Mark Browne, 43, had hoped his luck had changed when he finally got a hostel place after three years living rough – then his benefits were temporarily stopped.
The help he was offered by staff at Lynn food bank meant so much to him that he asked if he could join as a volunteer.
Mark said: “I faced four weeks without benefits and the food bank was a proper lifeline. Although it can only provide three days’ food, you can go back three times in any six month period and I had become used to making things last.
“When you have nothing left but a bit of pride and you don’t want to ask friends for anything else, it is somewhere to turn.
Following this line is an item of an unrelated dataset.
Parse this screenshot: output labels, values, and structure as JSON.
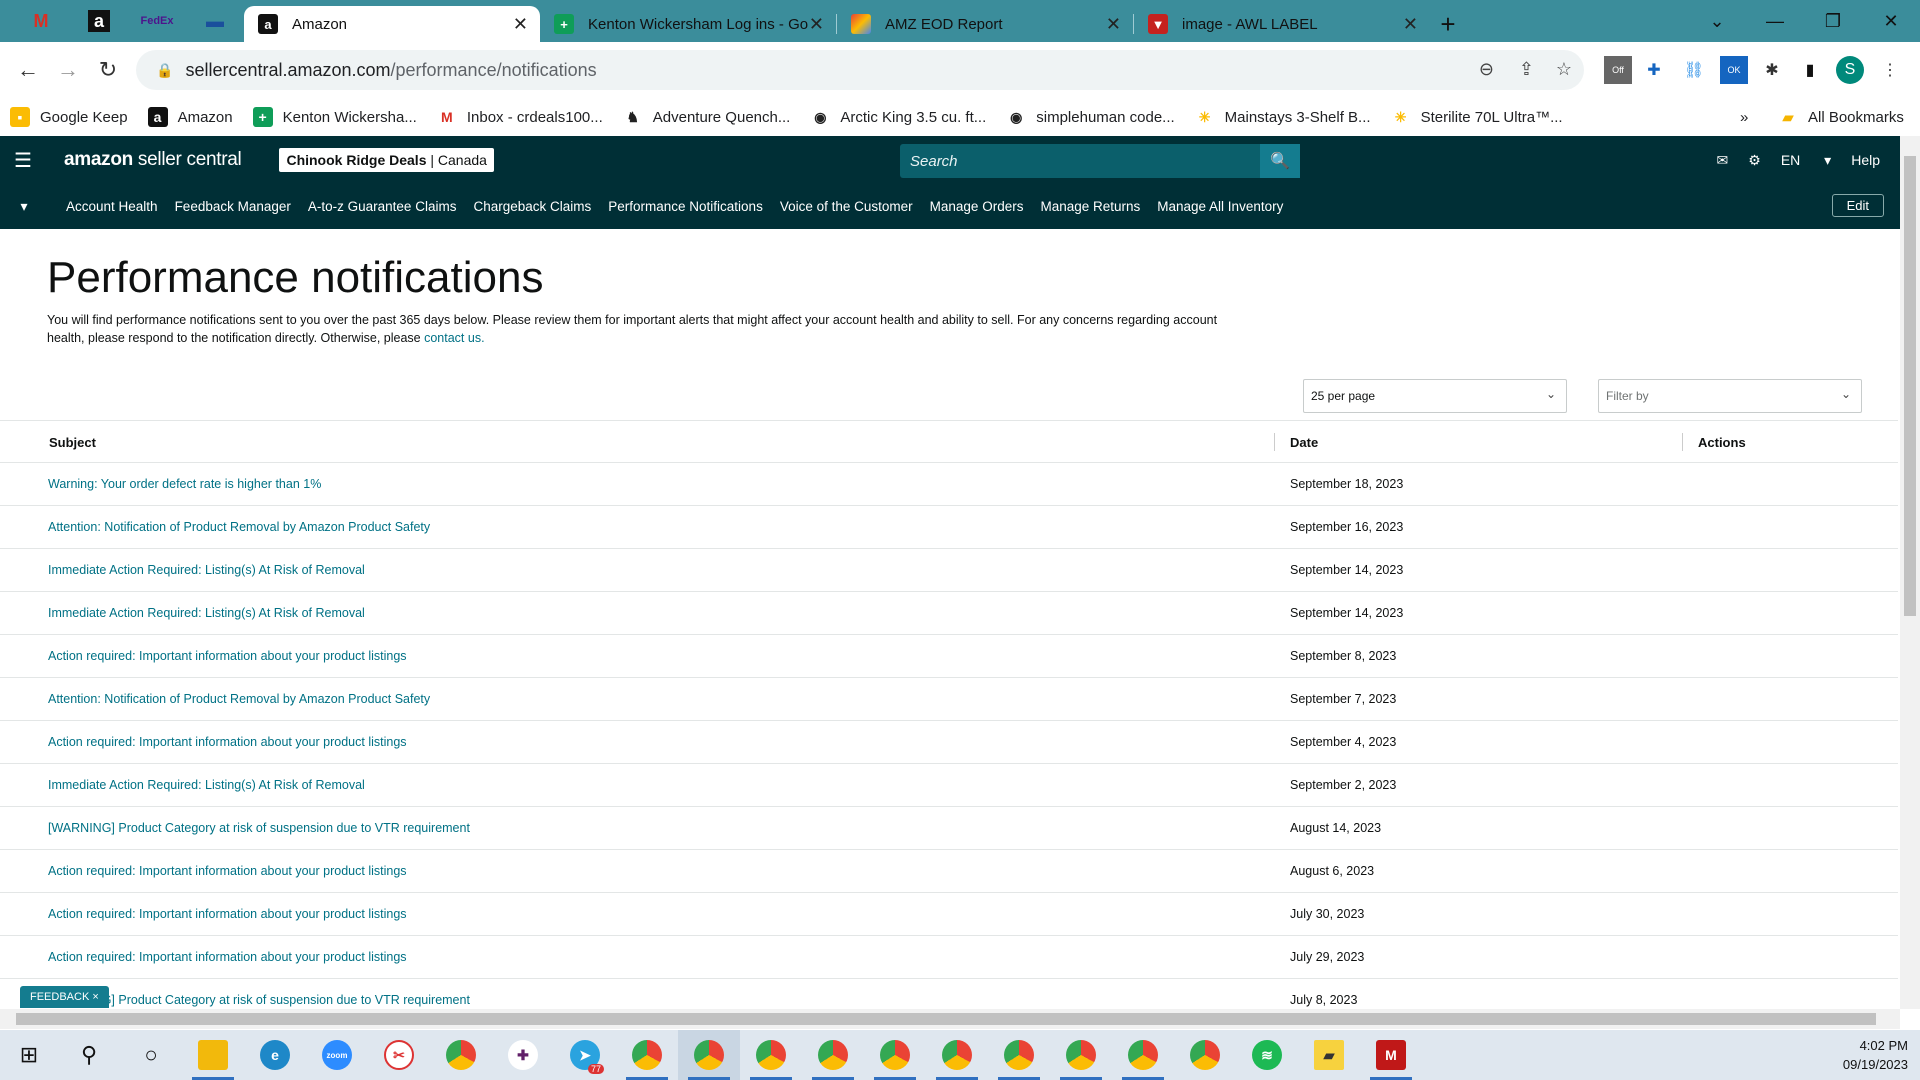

“Some people feel they have no option but to go shoplifting and get a criminal record. I was able to go to the food bank and as they handed me a food parcel, it felt like a weight had been lifted.”
Mark says the Jobcentre imposed a sanction on him after he failed to meet job search requirements when he suffered a family bereavement.
The majority of people who access Lynn food bank do so because of benefit delays or changes.
Mark had just secured a place at Merchants Terrace, in London Road, Lynn, after sleeping in shop doorways and a tent in Hardwick Cemetery for months.
He got the hostel place after he lost all his possessions when his tent was set alight by drunks, thankfully not whilst he was in it.
He said: “I lost all the things I relied upon in the fire – my clothes, camping stove and sleeping bag. When you are homeless you have to decide whether to carry everything you have around with you every day or hide it and hope no-one finds it.
“It’s hard to fill your days and it’s easy to become a bit reclusive. A lot of people join the library just so they can go and sit in the warm. When the library is shut, you are just walking round and round and you just start wishing for bedtime.
“Now, when I am working at the food bank making up parcels and handing them to people, it’s so nice to see that look on their face that I know was the same look I had on my face. You can see you have made a difference.
“Some people come and you might be the first person they have spoken to for a couple of days.
“Volunteering has helped me with my confidence and given me a focus. If it wasn’t for this place I don’t know where I would be. “
While volunteering at the food bank two to three times a week, Mark is also getting help with historic drink and drug problems and is about to start a health and social care course.
Tracy Hutton, project coordinator for Lynn food bank, said: “Mark seems to have flourished and has a sense of purpose, he really enjoys giving back and it has put a smile on his face.
“It’s hard to say what real impact Food Bank has on people’s lives long-term, but on that day they come in and have a sympathetic ear and somebody is getting them some food when they can’t afford to eat. They say ‘thank you’ and they really mean ‘thank you.’
“I’ve been close to tears at times. I never realised just what poverty was on my doorstep.”